Shots fired on Commons during annual Scouts Brigade

·3 min read

The Scouts Brigade was back in Niagara-on-the-Lake this past weekend for its 39th annual campaign at Fort George.

The three-day gathering is a historically themed camp run by Scouts Canada and hosted by Fort George.

This year, it brought together over 600 scouts and volunteers from all across Canada, as far away as British Columbia.

The campers got to participate in playful battle re-enactments and marches while also learning about the unique history of the War of 1812.

“We've had up to 3,000 (scouts) camp here on the site,” said former camp chief and field marshal Patricia Baker.

Previous campaigns have included scouts from the United States, but due to travelling restrictions, only Canadian scouts were on hand this year.

Still, 600 participants is greater than what the volunteers were expecting for this year’s campaign.

“We thought we would get 450,” said camp chief Dizzy Castle.

Instead they got about 550 campers and another 100 volunteers.

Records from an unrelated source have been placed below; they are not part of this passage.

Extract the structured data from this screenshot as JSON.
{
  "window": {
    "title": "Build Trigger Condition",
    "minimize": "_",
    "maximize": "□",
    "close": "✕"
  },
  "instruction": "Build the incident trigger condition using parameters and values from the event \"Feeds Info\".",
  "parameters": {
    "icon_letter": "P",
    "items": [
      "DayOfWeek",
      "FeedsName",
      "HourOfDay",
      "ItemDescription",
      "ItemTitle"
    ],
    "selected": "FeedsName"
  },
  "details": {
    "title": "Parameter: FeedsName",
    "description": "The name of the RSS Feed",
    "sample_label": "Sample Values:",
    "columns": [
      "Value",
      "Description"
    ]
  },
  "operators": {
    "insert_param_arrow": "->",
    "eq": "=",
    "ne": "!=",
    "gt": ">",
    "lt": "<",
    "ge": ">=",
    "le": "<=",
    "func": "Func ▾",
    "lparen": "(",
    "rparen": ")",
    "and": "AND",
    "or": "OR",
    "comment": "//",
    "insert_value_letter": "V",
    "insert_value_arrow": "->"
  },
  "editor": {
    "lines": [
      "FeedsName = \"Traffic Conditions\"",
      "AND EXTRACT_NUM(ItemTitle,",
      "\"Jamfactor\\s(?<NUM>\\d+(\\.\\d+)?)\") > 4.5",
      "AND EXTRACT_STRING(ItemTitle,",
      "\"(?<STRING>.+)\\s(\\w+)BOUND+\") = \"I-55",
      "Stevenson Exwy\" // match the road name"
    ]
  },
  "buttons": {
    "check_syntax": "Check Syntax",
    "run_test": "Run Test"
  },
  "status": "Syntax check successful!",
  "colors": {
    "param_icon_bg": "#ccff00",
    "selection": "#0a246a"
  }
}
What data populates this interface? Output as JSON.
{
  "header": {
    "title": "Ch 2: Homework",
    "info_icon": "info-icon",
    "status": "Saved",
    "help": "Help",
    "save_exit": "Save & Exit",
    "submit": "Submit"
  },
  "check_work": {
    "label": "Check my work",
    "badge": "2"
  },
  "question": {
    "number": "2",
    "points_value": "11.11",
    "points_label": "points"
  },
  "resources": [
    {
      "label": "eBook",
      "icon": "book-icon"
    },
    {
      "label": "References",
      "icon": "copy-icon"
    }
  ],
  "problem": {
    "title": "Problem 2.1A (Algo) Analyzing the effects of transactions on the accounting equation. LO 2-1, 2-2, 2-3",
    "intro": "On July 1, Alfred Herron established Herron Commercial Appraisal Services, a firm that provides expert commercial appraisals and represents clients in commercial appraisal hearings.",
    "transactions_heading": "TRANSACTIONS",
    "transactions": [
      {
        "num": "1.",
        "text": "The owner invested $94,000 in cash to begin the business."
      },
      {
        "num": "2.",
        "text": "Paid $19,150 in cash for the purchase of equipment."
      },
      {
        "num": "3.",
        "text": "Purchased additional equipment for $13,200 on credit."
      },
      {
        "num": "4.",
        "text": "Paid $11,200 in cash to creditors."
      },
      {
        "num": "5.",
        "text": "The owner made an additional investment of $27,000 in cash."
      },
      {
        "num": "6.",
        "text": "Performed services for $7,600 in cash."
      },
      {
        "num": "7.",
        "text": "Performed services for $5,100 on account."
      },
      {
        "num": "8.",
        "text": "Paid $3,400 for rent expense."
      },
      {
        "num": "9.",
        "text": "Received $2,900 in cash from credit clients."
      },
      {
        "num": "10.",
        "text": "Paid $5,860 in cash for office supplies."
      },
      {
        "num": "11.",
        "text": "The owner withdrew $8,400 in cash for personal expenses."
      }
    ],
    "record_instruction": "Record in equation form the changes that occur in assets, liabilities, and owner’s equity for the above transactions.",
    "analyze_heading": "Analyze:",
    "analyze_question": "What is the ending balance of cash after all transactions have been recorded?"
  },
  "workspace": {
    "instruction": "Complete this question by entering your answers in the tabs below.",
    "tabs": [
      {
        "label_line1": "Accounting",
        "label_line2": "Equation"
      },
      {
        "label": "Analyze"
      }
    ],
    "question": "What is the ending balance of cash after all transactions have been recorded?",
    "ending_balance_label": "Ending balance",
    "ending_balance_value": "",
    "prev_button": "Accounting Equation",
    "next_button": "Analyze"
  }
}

The camp is run entirely by volunteers, who commit about four hours a week to the program.

Castle said organizer started planning this year’s event in January.

“We make our own uniforms. We build all the muskets from scratch. It's a lot of time commitment,” she said.

Castle estimates that it took her 50 hours to make her white dress and another 170 to make her red officer’s coat.

On Saturday morning a few groups of Cubs (scouts aged eight to 10) from Aurora Bracebridge and Scarborough were competing in a cannon run.

They had to break down and carry a mock cannon over rocks, rivers and other obstacles.

Other Cubs were off learning about the lives of soldiers and first aid, and the older scouts were at Fort George watching real musket demonstrations.

After lunch, the scouts came back from their tour of Fort George and experienced a fun battle re-enactment on the fields of the Commons.

It was pure chaos, as higher-ranking officers barked orders at their troops, instructing them to load and fire their cap-gun muskets.

Christopher Rowan, a Rover (a scout aged 18 to 26) and camp volunteer from Guelph, was there to help lead and organize the event.

“I love the act of mentoring. And I love teaching. And this camp is just one of the most beautiful things for that,” Rowan said.

He was concerned interest in scouting was declining in Canada since the start of COVID-19.

“A lot of groups, my group included back home actually, have folded because we don't have any leaders any more,” he said.

But Rowan keeps coming back. He said he is endlessly impressed “seeing the youth step up” to assume positions of leadership.

Scouts Canada places a lot of emphasis on youth leadership.

Many of the volunteers at the camp rose to positions of leadership by participating in the program and rising up through the ranks.

One such youth is Matt Dunn, a camp lieutenant and Rover from Bolton, Ont., who has been coming for 11 years.

“There isn't a single other camp that is anything like this,” Dunn said.

He is a former theatre student who, like Rowan, is particularly interested in history.

For Dunn the Scout Brigade is an opportunity for him to mentor youth and perform in costume.

He recalled the first time he led a shooting drill.

He’d been going to camp for three years, he had risen to the rank of sergeant and he was put in a position of authority.

“Something about running them through the firing sequence for the very first time. I felt like I had accomplished something incredible,” he said.

Evan Loree, Local Journalism Initiative Reporter, The Lake Report